How Fraudsters Use Bots to Attack Your Google Search Campaigns
Almost half of all web traffic is made of bots. But while some are good bots, others have been made with the wrong intentions.
Good click bots help perform and automate useful tasks, content enrichment, and site monitoring. Many marketers make use of good click bots to automate and speed up several repetitive processes.
Then there are bad click bots, designed to execute clicks on paid ads and drain budgets.
Did you know that bots can be created within Google itself -- using Google’s own tools – to then fraudulently click on ads?
Here, we take a look at how fraudsters are using bots to attack your Google Search campaigns and the steps you can take to prevent them from damaging them.
How do fraudsters use bots to attack your Google Search campaigns?
Nowadays, headless browsers and browser automation are widely used as efficient tools for integration testing, status pages, and automation tests to check submission forms, mouse clicks, keyboard inputs, etc.
These tools are essential for companies to help them track and monitor the health of their websites. Unfortunately, these same tools are also used by bad actors to produce ad fraud and impersonate real users.
Most bot product tools, like Puppeteer -- a Node library that provides a high-level API to control Chrome and is directly supported and maintained by the Google Chrome team -- can also be tweaked to write software that executes automated actions as if they were made by real users.

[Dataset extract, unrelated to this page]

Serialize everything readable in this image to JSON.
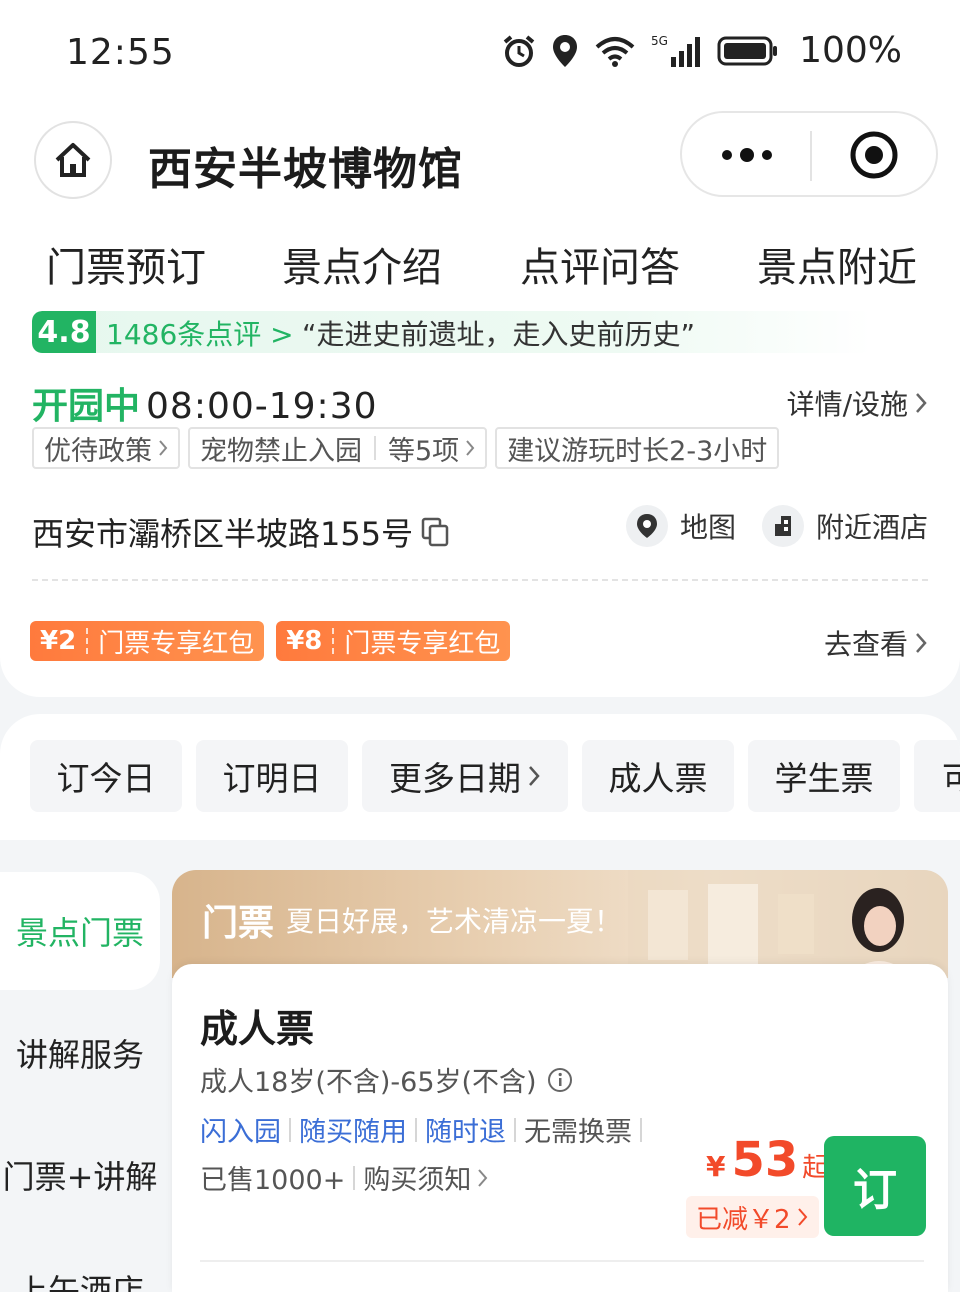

These bots can then be used for several illegitimate purposes, such as wasting the PPC budgets of competitors and collecting payouts by clicking on banners and ads on your own pages.
In fact, fraudsters have already created packages to facilitate this type of ad fraud, including the infamous stealth plugin. By using a combination of Google’s bot product, Puppeteer, and a plugin called “Puppeteer Extra Plugin Stealth”, fraudsters were able to produce fake clicks on paid ads. They were also able to route the bots’ traffic through proxies to circumvent fraud detection rules and perform these clicks disguised as real users.
How easy is it to create bots to attack Google Search campaigns?
It has become very easy for fraudsters to use these well-known tools to commit malicious acts such as ad fraud.
In a surprisingly short time, a semi-experienced developer can create a simple software that can search Google for a keyword and click on all related ads. To demonstrate this, we tasked a junior developer with creating a bot in less than two hours and making it click on ads with specific keywords.
Here’s where the problem gets worse: While these bots are created with bad intentions, they are not always detected or flagged by Google as “bad” since they are created inside of Google architecture itself -- which means that Google considers them as their “own” bots. What’s worse is that when these bots are paired with other ad fraud techniques such as proxies, they become even harder to detect.
How can you protect yourself against these bots?
Bots like these need to be prevented before they can act. When a bot manipulates your Google Search campaigns, your data becomes polluted and your budget gets stolen. Every single fake click wastes your ad budget.
Once these bots have attacked your campaigns, you can try to claim a Google Ads refund. However, it can take a long time to process on account of the required information you need to submit and that Google needs to process. Plus, it’s never guaranteed that you’ll retrieve your lost ad spend.
Ad fraud prevention is the only way you can be sure to stop bots from attacking your Google Search campaigns. Holistic end-to-end anti-ad fraud solutions like Opticks are the robust solution you need to safeguard your Google Search campaigns -- and all other campaigns across all channels -- from the threat of fraudsters and bad bots.
To learn more about how our expert team can help you prevent bots before they drain your budgets, schedule a free demo today.